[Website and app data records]
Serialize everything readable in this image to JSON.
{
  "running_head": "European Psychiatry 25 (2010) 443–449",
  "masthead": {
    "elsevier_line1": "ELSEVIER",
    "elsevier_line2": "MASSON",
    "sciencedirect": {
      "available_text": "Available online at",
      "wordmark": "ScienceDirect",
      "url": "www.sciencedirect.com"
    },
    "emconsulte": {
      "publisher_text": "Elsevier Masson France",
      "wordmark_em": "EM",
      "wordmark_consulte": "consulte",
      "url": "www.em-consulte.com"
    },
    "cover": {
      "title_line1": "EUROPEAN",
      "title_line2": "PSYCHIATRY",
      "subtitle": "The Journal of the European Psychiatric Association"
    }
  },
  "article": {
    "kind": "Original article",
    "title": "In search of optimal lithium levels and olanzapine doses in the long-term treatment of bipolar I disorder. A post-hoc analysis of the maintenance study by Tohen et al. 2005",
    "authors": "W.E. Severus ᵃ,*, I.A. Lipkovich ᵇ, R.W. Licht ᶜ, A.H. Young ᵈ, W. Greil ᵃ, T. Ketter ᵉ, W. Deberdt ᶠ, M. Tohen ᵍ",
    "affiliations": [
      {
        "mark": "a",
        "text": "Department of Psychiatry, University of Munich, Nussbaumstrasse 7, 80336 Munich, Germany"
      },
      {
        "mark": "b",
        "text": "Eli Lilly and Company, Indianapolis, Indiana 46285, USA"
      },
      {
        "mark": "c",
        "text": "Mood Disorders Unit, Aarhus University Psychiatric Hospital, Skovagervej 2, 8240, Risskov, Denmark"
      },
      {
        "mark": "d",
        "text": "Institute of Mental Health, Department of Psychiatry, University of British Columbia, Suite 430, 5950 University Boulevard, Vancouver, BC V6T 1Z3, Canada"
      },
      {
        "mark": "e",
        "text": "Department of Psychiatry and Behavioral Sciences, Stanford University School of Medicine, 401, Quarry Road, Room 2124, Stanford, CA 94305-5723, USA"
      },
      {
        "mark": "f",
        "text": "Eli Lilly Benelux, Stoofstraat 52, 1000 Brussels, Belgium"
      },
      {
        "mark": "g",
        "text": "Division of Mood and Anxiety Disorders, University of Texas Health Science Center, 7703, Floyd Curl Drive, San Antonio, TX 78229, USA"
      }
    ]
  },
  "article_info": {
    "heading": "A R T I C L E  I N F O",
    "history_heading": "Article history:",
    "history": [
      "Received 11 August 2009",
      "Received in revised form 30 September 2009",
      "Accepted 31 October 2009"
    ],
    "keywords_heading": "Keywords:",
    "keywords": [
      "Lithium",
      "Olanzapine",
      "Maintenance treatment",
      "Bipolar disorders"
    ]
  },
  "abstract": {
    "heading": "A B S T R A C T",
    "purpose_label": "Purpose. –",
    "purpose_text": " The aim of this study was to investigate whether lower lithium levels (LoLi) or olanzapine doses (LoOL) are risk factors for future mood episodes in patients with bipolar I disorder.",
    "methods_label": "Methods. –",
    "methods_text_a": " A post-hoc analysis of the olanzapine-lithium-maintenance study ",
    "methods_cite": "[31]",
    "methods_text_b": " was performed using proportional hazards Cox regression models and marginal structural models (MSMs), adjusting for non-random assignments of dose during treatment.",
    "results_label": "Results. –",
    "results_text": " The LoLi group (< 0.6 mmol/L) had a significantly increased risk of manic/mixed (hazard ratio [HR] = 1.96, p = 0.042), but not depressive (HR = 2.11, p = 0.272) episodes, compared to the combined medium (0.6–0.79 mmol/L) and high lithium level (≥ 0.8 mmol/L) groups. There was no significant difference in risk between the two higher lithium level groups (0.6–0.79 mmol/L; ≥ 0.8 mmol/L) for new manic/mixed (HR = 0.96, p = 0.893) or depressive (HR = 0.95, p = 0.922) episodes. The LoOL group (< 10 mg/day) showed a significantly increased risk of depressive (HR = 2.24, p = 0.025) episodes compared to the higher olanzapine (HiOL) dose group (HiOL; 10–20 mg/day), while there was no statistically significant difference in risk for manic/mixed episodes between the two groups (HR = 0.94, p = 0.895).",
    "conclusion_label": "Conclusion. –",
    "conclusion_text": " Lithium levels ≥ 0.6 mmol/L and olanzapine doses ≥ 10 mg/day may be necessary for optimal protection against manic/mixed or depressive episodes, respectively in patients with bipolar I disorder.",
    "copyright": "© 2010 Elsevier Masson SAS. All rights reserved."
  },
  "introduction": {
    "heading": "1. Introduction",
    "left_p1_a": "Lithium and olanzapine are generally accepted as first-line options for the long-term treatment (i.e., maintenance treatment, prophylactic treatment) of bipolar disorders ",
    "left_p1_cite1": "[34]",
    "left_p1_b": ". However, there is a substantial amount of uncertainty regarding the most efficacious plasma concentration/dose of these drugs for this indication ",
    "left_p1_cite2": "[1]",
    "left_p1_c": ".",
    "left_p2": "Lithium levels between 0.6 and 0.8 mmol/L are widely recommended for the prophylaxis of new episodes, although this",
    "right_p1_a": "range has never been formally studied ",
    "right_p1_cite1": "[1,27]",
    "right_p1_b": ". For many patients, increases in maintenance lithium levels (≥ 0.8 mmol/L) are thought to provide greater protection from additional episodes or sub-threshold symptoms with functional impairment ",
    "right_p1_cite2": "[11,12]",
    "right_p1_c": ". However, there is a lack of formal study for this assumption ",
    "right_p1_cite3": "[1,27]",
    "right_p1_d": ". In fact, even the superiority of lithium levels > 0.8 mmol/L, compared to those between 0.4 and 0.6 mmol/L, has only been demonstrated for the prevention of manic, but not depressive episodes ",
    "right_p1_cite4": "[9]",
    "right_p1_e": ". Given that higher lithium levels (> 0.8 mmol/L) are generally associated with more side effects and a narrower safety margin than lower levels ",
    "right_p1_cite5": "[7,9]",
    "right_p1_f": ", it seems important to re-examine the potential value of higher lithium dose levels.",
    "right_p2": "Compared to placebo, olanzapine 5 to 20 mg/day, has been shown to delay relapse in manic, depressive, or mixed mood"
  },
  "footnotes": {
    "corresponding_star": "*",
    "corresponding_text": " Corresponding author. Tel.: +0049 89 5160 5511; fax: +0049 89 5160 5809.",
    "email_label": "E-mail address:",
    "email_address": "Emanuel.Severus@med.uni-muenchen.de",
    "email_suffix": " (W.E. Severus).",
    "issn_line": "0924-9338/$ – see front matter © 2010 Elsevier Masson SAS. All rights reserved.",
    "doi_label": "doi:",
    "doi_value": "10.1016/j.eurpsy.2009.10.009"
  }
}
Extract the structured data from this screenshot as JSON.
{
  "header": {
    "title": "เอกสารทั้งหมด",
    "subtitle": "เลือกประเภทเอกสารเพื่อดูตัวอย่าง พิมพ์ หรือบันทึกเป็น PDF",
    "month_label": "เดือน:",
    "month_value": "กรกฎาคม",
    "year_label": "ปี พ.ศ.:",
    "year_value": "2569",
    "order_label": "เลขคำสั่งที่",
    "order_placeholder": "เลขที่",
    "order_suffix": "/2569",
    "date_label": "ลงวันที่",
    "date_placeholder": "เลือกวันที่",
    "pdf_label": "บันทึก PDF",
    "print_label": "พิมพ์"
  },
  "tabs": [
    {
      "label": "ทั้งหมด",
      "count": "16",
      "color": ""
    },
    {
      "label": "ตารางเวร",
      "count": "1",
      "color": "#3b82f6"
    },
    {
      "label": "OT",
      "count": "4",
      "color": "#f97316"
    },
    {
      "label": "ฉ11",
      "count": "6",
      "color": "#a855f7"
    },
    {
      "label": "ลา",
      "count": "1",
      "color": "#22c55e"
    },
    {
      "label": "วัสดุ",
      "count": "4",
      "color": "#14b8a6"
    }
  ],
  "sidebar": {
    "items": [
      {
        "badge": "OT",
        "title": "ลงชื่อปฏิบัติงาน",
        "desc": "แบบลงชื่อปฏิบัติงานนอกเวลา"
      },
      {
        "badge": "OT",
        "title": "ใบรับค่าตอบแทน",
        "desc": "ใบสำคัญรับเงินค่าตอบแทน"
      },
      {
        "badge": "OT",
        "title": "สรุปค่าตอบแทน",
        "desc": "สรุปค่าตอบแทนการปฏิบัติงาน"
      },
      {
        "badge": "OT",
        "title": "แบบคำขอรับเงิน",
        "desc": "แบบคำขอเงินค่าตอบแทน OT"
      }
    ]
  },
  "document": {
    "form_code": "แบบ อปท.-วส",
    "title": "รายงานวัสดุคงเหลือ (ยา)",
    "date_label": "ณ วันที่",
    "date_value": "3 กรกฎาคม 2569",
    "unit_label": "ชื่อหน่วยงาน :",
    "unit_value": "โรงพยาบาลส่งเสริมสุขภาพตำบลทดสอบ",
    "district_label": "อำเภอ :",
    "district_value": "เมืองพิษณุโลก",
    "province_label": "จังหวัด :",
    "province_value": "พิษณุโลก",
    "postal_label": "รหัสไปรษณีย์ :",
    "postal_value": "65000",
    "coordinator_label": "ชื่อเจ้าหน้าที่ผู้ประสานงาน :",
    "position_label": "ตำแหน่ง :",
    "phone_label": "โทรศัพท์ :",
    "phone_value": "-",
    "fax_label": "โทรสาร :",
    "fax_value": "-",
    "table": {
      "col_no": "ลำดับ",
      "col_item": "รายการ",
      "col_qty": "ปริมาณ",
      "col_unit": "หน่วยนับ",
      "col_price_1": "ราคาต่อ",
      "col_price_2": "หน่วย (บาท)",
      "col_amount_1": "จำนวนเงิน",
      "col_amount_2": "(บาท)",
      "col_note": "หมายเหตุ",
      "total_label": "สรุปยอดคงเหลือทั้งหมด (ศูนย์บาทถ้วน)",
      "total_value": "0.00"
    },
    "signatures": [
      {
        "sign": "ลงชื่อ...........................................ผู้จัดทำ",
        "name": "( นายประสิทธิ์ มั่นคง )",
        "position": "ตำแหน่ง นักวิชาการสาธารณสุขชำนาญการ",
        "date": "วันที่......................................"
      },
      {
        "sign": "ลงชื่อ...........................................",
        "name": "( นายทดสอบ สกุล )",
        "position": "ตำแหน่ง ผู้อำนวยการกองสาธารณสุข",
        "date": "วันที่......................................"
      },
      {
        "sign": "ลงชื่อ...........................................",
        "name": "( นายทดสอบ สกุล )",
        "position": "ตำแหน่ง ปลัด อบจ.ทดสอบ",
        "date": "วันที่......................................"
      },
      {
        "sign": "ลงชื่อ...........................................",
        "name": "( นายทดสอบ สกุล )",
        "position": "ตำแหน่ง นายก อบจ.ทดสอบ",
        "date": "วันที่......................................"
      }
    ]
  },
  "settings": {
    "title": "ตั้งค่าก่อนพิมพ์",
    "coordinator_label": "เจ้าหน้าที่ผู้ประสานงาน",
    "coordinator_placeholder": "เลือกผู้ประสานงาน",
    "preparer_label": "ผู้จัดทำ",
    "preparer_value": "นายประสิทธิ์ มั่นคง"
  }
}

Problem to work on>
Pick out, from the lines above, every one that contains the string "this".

Solved problem>
Serialize everything readable in this image to JSON.
    "purpose_text": " The aim of this study was to investigate whether lower lithium levels (LoLi) or olanzapine doses (LoOL) are risk factors for future mood episodes in patients with bipolar I disorder.",
    "left_p1_b": ". However, there is a substantial amount of uncertainty regarding the most efficacious plasma concentration/dose of these drugs for this indication ",
    "left_p2": "Lithium levels between 0.6 and 0.8 mmol/L are widely recommended for the prophylaxis of new episodes, although this",
    "right_p1_c": ". However, there is a lack of formal study for this assumption ",
Extract the structured data from this screenshot as JSON.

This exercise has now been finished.